(New York) Oil prices fell on Tuesday amid concerns about strong Russian exports and flagging Chinese demand, with the prospect of a status quo from the OPEC alliance on Sunday.

The price of a barrel of Brent from the North Sea for delivery in July ended down 4.58%, 73.54 to dollars.

The barrel of American West Texas Intermediate (WTI) of the same maturity lost 4.41%, to 69.46 dollars.

“The upside scenario that the market was relying on was a rebound in Chinese demand and plummeting Russian supply,” recalls Eli Rubin of EBW Analytics Group. “But one way or the other, he has lead in the wing. »

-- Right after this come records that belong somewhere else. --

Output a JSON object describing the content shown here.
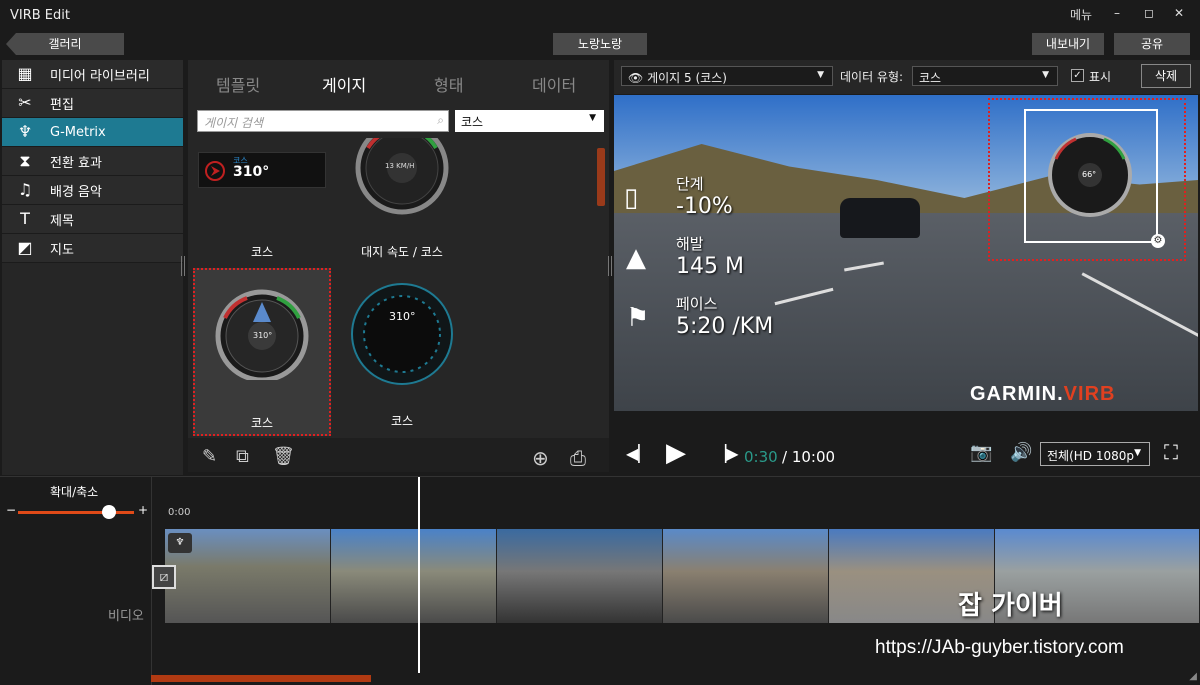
{
  "app": {
    "title": "VIRB Edit",
    "menu_label": "메뉴",
    "minimize": "–",
    "maximize": "◻",
    "close": "✕"
  },
  "nav": {
    "gallery": "갤러리",
    "project_name": "노랑노랑",
    "export": "내보내기",
    "share": "공유"
  },
  "sidebar": {
    "items": [
      {
        "label": "미디어 라이브러리",
        "icon": "film-icon",
        "glyph": "▦"
      },
      {
        "label": "편집",
        "icon": "scissors-icon",
        "glyph": "✂"
      },
      {
        "label": "G-Metrix",
        "icon": "gmetrix-icon",
        "glyph": "♆"
      },
      {
        "label": "전환 효과",
        "icon": "transition-icon",
        "glyph": "⧗"
      },
      {
        "label": "배경 음악",
        "icon": "music-icon",
        "glyph": "♫"
      },
      {
        "label": "제목",
        "icon": "title-icon",
        "glyph": "T"
      },
      {
        "label": "지도",
        "icon": "map-icon",
        "glyph": "◩"
      }
    ],
    "active_index": 2
  },
  "gauge_panel": {
    "tabs": [
      "템플릿",
      "게이지",
      "형태",
      "데이터"
    ],
    "active_tab": 1,
    "search_placeholder": "게이지 검색",
    "type_filter": "코스",
    "gauges": [
      {
        "label": "코스",
        "readout_label": "코스",
        "readout_value": "310°"
      },
      {
        "label": "대지 속도 / 코스",
        "readout_value": "13 KM/H"
      },
      {
        "label": "코스",
        "readout_value": "310°"
      },
      {
        "label": "코스",
        "readout_value": "310°"
      }
    ],
    "selected_index": 2
  },
  "preview": {
    "gauge_select": "게이지 5 (코스)",
    "data_type_label": "데이터 유형:",
    "data_type_value": "코스",
    "show_label": "표시",
    "show_checked": "✓",
    "delete": "삭제",
    "overlay": {
      "grade_label": "단계",
      "grade_value": "-10%",
      "elevation_label": "해발",
      "elevation_value": "145 M",
      "pace_label": "페이스",
      "pace_value": "5:20 /KM",
      "gauge_value": "66°"
    },
    "logo_garmin": "GARMIN.",
    "logo_virb": "VIRB"
  },
  "playback": {
    "current_time": "0:30",
    "separator_total": "/ 10:00",
    "quality": "전체(HD 1080p",
    "play_progress": 0.05
  },
  "timeline": {
    "zoom_label": "확대/축소",
    "zoom_minus": "−",
    "zoom_plus": "+",
    "zoom_level": 0.85,
    "start_time": "0:00",
    "track_label": "비디오",
    "watermark": "잡 가이버",
    "url": "https://JAb-guyber.tistory.com"
  },
  "colors": {
    "accent": "#1e7a92",
    "selection_dotted": "#e02020",
    "time_green": "#2a9a8a",
    "scroll_orange": "#b13a12"
  }
}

Chinese industrial production in particular showed a much less acceleration than expected in April, as did retail sales or the granting of credit.

“Data due Wednesday should confirm the perception that the rebound has stalled and the Chinese economy is going to need government stimulus,” said Edward Moya of Oanda in a note.

The PMI activity indices for the month of May from the National Bureau of Statistics (BNS) will thus provide more information on the state of the Chinese economy.

As for Russian exports, they are currently well above their level at the beginning of February, when the authorities had committed to reducing their crude production by 500,000 barrels per day.

According to the Bloomberg agency, Russia even plans to increase its diesel exports by a third in June compared to May, or around 500,000 barrels per day.

Furthermore, “it is difficult to re-engage in oil as an OPEC (Organization of the Petroleum Exporting Countries and its allies in the OPEC agreement) meeting approaches from which no further news is expected. decline” in production, Edward Moya added of the ministerial gathering on Sunday.

On top of all these factors, Eli Rubin superimposed the file of the American debt ceiling.

The White House and the Republican opposition in Congress announced on Saturday that they had reached an agreement to avoid the default, “but we see signs of resistance in the House of Representatives” as to the content of this compromise, underlines the analyst.

“As long as the text has not been adopted (it must be voted on by Congress), the risk of a crisis is not ruled out”, he believes, which weighs on gold prices black.